Gap shims can be installed below the backer to tune the point where the backer comes into play. Changing the height of the gapper shims is equivalent to changing the valve port flow area.
Changing the thickness of the backer changes the slope of the damping curve after the shims hit the backer. An extremely thick backing shim imitates a valve port flow restriction. By tuning the thickness of the backer you can control the slope of the high speed damping curve. The backer gives you a tuning capability that can not be duplicated by a valve port flow restriction.
Small diameter shims can be installed behind the backer to change the effective clamp diameter. This produces an effect similar to changing the thickness of the backer but can also effect the stiffness of the lower stack structure.
While backing shims operate in a similar fashion to valve port flow restrictions there are many more tuning options with a backing shims that allow you to control high speed damping rates.
Preload Ring Shim
Ring shims can be used to preload the stack and increase low speed damping. Ring shims, or split shims, have one large shim and a thinner centering shim that fits inside the ID of the large shim. For the case below a 20 mm ring shim is used with a 16 mm centering shim. That combination preloads the four 20 mm backing shims with a deflection of 0.25 mm.
The stack preload increases the force needed to lift the shims off of the valve face increasing the low speed damping. The level of preload can be tuned by changing the thickness of the ring shim or centering shim, or moving the position of the ring shim up or down in the stack. Details of inputs needed to run a ring shim in the ReStackor Users Manual .
Stack Tuning with ReStackor
There are many different styles of shim stacks used in shock absorbers. The examples above cover the basics. Most shim stacks are some combination of the above configurations.
The graphical outputs produced by ReStackor are an important element of stack tuning. The stack deflection plots produced by the calculations provide insight into the features of the stack and the suspension velocities where each of those features come into play. Plotting the stack over the range of deflection allows you to determine the point where crossover gaps close, backing shims come into play or the influence of stack taper on the suspension damping profile. The capability to experiment with the stack configuration within the calculations of ReStackor gives you the capability to understand the effect of each feature in the stack structure and tune those effects. This significantly improves your capability to tune a stack.
With the basic features of the stack structure understood you can use the detailed calculations of ReStackor pro to determine the suspension velocities where each of those features control suspension damping rates. The stack can be retuned to alter the suspension velocity and bump height where those features control damping rates. This gives you the capability to customize the damping profile and tune in or out specific features of the stack at specific suspension velocities.

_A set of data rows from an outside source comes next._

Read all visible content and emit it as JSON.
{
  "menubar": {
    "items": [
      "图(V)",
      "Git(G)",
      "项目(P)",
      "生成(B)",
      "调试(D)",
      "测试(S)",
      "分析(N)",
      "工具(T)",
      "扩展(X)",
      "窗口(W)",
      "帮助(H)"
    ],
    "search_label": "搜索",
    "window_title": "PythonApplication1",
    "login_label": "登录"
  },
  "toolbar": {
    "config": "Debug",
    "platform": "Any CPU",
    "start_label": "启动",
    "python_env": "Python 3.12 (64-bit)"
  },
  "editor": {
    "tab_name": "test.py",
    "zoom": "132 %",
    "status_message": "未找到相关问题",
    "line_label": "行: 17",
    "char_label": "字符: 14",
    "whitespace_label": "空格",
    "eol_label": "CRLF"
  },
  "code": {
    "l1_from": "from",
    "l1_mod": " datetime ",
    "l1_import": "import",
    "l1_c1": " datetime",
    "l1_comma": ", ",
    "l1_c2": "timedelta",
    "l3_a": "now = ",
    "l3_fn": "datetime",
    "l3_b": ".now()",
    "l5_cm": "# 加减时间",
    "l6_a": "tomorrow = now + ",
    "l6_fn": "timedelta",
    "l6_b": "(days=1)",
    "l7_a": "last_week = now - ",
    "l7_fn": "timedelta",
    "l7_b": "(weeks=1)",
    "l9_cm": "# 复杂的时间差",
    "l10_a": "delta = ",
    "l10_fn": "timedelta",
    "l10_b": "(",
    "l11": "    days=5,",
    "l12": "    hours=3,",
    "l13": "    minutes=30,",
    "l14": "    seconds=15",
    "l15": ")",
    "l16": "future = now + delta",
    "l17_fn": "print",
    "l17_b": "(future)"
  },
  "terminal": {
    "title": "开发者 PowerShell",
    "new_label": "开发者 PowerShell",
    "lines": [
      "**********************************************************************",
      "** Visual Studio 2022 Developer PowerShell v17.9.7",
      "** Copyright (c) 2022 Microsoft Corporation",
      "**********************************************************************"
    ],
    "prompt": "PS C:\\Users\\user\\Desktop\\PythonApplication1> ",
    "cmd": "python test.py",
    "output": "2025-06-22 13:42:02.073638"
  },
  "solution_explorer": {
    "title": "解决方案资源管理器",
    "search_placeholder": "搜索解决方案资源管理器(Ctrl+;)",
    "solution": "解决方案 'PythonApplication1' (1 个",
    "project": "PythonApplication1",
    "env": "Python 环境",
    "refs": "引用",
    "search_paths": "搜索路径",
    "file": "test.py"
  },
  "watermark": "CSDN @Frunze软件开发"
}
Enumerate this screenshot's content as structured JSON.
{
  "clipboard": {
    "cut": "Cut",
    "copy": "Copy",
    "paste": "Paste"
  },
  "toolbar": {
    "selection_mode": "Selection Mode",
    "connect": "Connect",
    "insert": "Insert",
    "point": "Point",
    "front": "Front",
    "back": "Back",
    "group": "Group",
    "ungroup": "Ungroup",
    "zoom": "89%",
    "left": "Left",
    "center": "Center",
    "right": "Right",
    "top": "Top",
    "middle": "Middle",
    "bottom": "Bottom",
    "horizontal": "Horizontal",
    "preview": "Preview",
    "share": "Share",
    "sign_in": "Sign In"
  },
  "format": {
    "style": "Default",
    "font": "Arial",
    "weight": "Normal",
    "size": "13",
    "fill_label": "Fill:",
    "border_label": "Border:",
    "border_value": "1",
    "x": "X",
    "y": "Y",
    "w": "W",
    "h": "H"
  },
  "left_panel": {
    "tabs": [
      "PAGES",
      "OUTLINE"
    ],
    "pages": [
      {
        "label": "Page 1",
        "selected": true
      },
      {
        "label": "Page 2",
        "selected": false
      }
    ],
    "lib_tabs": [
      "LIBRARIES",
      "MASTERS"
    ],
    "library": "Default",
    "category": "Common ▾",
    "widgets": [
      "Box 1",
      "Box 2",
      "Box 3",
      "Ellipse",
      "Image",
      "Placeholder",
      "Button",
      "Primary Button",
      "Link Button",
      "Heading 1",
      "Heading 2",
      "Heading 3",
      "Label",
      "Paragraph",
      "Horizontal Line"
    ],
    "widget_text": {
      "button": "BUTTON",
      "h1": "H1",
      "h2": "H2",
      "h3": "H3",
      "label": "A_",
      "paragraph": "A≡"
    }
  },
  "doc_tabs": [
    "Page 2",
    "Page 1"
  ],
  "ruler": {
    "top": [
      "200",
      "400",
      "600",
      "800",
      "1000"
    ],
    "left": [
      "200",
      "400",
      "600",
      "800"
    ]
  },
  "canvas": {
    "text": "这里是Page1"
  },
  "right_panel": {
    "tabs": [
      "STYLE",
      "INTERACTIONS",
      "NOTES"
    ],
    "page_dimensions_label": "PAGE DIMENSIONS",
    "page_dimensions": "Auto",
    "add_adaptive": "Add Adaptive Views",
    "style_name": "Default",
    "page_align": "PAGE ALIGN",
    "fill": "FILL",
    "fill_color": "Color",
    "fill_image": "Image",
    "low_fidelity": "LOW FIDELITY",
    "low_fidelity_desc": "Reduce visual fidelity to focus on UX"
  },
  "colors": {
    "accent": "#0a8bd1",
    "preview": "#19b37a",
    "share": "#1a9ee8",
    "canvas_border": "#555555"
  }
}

Whether you are a seasoned professional or a first time tuner ReStackor gives you the information and insight you need to understand each feature of the stack, how those features effect damping rates and the suspension velocities where those features affect the feel and operation of the suspension. This gives you the capability to retune the stack to produce specific effects and control damping rates over the entire range of suspension speeds. Having those effects referenced to the clicker settings allows you to instantly recognize the magnitude of each effect and tune the stack with predictable results.
ReStackor gives you the capability to tune the suspension far beyond levels previously possible, this is a new era in suspension tuning.